## Source data
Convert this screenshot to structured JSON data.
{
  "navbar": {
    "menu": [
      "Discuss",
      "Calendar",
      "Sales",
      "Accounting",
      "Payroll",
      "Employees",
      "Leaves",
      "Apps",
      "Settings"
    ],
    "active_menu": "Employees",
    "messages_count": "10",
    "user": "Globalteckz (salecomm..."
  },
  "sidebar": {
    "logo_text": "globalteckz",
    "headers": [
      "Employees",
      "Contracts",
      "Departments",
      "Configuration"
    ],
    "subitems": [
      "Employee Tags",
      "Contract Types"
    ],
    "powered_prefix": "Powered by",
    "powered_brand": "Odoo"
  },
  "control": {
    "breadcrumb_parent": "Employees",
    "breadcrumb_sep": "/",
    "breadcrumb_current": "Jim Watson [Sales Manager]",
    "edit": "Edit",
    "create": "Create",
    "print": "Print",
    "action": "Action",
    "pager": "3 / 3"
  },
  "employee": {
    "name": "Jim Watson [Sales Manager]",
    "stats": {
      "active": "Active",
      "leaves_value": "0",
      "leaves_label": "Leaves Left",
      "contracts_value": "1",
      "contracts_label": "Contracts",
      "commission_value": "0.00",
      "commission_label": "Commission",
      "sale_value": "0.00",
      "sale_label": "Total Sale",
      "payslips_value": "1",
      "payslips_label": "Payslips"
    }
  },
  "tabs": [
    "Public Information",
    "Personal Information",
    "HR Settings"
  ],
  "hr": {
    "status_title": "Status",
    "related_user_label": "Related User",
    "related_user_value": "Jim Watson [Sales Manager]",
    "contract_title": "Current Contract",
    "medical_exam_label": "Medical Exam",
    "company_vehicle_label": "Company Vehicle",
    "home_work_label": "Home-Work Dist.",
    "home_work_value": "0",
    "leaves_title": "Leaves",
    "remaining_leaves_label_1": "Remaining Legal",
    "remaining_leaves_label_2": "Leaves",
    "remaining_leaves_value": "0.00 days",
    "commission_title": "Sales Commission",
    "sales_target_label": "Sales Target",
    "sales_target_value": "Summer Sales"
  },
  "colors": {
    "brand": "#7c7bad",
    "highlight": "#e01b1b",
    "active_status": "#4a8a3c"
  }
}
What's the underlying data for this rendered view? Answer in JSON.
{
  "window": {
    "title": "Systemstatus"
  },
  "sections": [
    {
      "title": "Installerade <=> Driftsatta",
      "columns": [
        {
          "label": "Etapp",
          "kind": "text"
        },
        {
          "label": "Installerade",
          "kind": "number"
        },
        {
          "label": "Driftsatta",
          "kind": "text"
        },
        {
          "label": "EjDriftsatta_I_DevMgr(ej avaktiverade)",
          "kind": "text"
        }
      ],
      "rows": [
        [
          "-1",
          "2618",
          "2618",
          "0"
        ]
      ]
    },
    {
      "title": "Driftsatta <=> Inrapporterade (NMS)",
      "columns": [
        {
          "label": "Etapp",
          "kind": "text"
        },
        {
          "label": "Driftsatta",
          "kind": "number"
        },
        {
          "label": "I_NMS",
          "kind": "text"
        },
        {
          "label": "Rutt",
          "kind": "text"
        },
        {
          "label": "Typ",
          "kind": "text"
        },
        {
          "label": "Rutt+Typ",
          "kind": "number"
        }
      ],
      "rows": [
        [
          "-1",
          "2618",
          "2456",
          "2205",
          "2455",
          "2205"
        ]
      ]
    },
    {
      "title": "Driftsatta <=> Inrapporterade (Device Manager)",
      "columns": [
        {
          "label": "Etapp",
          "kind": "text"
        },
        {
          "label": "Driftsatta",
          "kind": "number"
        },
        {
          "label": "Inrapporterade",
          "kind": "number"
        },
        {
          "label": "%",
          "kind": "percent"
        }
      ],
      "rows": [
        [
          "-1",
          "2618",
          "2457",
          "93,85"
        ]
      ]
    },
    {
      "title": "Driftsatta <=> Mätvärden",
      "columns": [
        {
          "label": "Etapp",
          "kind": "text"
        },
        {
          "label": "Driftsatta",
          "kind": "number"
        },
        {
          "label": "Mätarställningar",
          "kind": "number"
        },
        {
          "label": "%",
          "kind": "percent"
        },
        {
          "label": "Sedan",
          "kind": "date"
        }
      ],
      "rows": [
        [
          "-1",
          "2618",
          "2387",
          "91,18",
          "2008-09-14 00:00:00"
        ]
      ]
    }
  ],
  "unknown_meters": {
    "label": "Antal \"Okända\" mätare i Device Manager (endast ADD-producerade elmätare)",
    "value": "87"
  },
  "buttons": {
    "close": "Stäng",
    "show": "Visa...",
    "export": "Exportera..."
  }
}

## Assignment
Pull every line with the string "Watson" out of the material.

## Solution to this exercise
    "breadcrumb_current": "Jim Watson [Sales Manager]",
    "name": "Jim Watson [Sales Manager]",
    "related_user_value": "Jim Watson [Sales Manager]",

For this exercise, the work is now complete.